One compliment from someone will never be enough. One like on a picture will never be enough. When we live for social acceptance of others, we’re going to have to keep going back to the well for reassurance. It doesn’t matter who it is

This is especially true of relationships. When we’re filled with insecurity, it prompts a constant need of reassurance from your partner, even if they remind you all the time that they love you.

Once we set our eyes on Jesus, everything changes. By accepting Him and drinking from His well, you begin to be filled with the Holy Spirit. You begin to realize his acceptance is all you ever need.

But what happens if we stray away from Jesus?

We lose sense of our true selves

When we live for the social acceptance of others, we start developing a low sense of self-worth and lose ourselves in the process.

Our efforts and mental energy are put into maintaining an image. We make comments that reflect what we think will please other people. Anxiety mounts, as we think about fitting in. And we try so hard to control the situation to give ourselves the peace that we are accepted.

And it might work for a moment, but then it’s ripped away and we realize one hard truth.

The person who tries to preserve his life will lose it, but the person who loses his life for me will preserve it.” (Matthew 10:39)

Scripture is saying when we try to hold onto things in our life, we’ll lose them. But when we give it all to Jesus, our lives and joy are preserved.

Anxiety is a funny thing. When we stop desiring the things of the world and the social acceptance from the people that live in it, we can live so freely.

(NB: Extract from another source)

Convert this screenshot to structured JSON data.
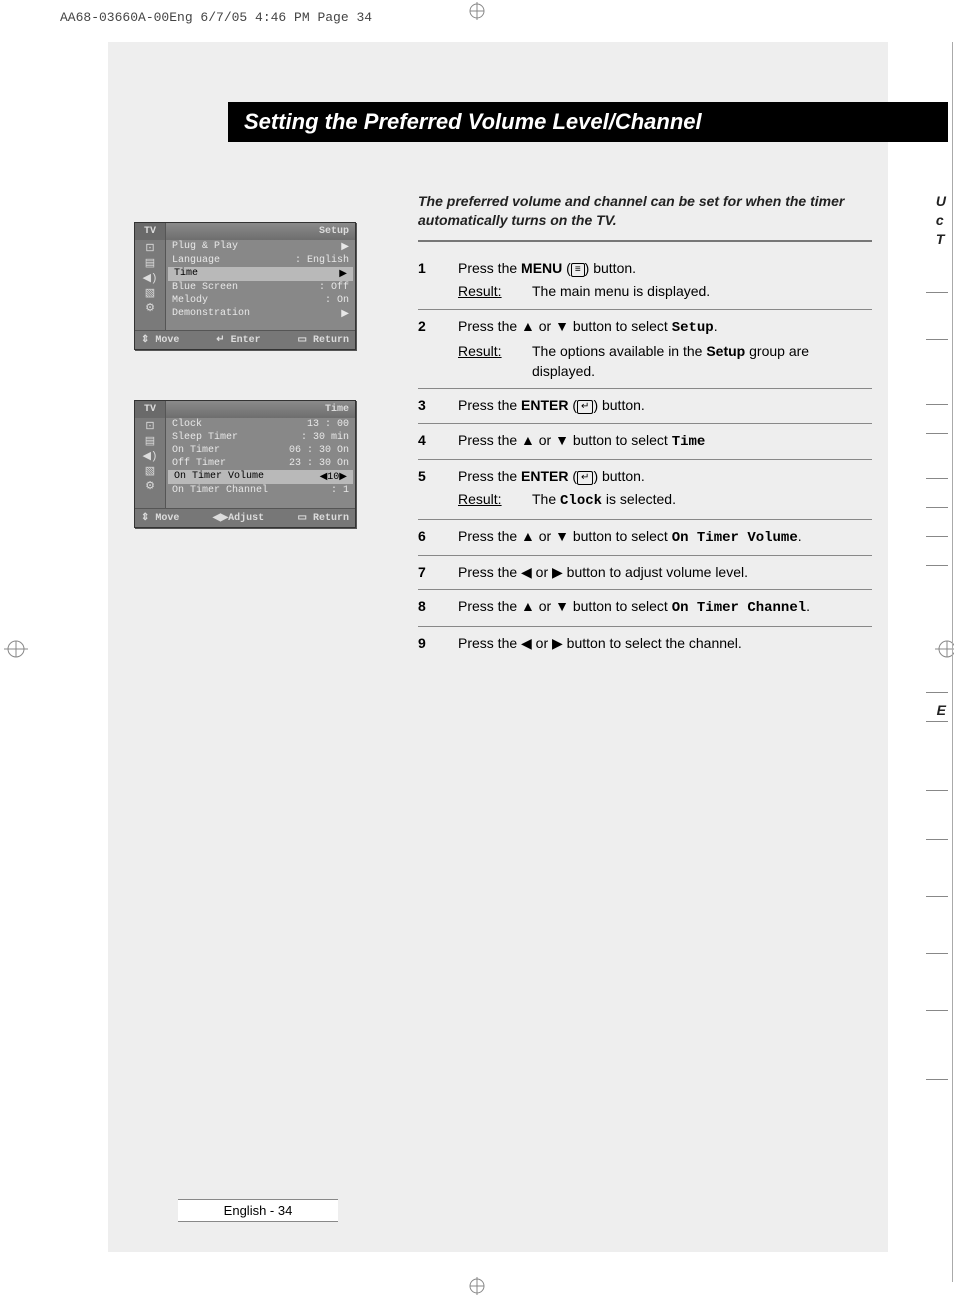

We’re letting others be God

Many might cringe at the stigma of “false idolatry”, but it happens every day of our lives. There’s so many figures that we look up to, including celebrities, actors, actresses, actors, colleagues, friends or even partners.

Our affinity for who we perceive them to be leaves us desiring to be like them and/or seeking social acceptance from them.

Because of their status or sense of importance in our lives, we start worshiping them in a sense. This is especially relevant in college, as we start trying to develop a social circle.

I remember being a freshman, just starting out and attending a party in the second semester of school. Older, “cooler” kids were doing certain things and I got coaxed into them as a way to conform. I thought if I did them, they’d like me.

Later on, I found myself early in my career, trying to win brownie points with my boss by acting a certain way. This is true of many millennials in today’s workforce, as they over-exhaust themselves and burn out while trying to impress people above them.

At every stage of our lives, we’re presented with opportunities to start idolizing other people and it’s up to us to keep our eyes on the only One who matters.